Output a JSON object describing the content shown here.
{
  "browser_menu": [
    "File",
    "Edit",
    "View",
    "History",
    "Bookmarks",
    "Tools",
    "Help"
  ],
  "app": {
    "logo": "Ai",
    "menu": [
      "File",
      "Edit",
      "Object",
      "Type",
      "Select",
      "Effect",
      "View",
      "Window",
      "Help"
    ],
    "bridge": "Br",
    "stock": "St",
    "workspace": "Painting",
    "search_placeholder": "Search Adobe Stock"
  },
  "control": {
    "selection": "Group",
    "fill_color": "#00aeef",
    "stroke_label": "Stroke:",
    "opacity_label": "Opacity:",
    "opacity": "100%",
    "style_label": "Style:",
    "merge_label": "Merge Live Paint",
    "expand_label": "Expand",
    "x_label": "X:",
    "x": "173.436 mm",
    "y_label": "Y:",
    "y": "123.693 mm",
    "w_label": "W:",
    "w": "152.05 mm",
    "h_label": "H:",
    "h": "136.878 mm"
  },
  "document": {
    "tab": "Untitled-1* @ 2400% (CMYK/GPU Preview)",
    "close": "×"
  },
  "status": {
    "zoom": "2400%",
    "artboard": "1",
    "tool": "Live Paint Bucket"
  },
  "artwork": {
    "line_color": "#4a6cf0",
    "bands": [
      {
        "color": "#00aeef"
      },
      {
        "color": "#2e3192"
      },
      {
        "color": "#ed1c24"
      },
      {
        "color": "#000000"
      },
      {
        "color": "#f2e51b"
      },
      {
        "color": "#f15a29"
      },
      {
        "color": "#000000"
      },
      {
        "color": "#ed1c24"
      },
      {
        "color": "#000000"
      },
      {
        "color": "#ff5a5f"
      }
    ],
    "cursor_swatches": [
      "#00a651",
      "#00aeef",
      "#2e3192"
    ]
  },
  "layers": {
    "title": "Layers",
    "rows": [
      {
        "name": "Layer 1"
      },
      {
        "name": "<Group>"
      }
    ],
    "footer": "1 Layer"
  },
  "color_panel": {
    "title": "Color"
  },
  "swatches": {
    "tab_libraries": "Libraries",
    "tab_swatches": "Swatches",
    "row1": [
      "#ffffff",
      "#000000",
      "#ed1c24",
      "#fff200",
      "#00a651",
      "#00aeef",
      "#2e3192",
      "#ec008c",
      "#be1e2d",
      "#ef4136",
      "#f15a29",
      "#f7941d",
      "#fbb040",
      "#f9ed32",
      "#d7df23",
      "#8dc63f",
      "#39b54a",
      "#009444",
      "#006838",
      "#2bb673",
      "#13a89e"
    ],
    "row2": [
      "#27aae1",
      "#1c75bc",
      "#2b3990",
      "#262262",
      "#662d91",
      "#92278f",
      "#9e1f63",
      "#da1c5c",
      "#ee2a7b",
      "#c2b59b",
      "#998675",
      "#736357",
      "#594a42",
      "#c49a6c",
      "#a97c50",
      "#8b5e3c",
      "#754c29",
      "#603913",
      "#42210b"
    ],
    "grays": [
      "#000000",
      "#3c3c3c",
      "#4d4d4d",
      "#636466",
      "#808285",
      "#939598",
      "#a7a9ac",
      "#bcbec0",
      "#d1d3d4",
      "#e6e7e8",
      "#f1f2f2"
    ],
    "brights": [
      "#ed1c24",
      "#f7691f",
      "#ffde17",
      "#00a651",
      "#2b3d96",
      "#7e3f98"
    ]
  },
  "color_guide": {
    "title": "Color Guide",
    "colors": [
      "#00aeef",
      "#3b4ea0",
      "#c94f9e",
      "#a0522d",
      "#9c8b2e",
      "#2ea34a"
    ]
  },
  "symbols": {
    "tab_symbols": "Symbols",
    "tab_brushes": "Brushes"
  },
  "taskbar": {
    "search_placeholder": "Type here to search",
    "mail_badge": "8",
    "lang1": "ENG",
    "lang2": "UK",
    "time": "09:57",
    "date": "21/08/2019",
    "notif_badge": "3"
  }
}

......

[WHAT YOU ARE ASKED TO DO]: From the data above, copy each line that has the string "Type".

[WRITTEN RESPONSE]:
      "Type",
    "search_placeholder": "Type here to search",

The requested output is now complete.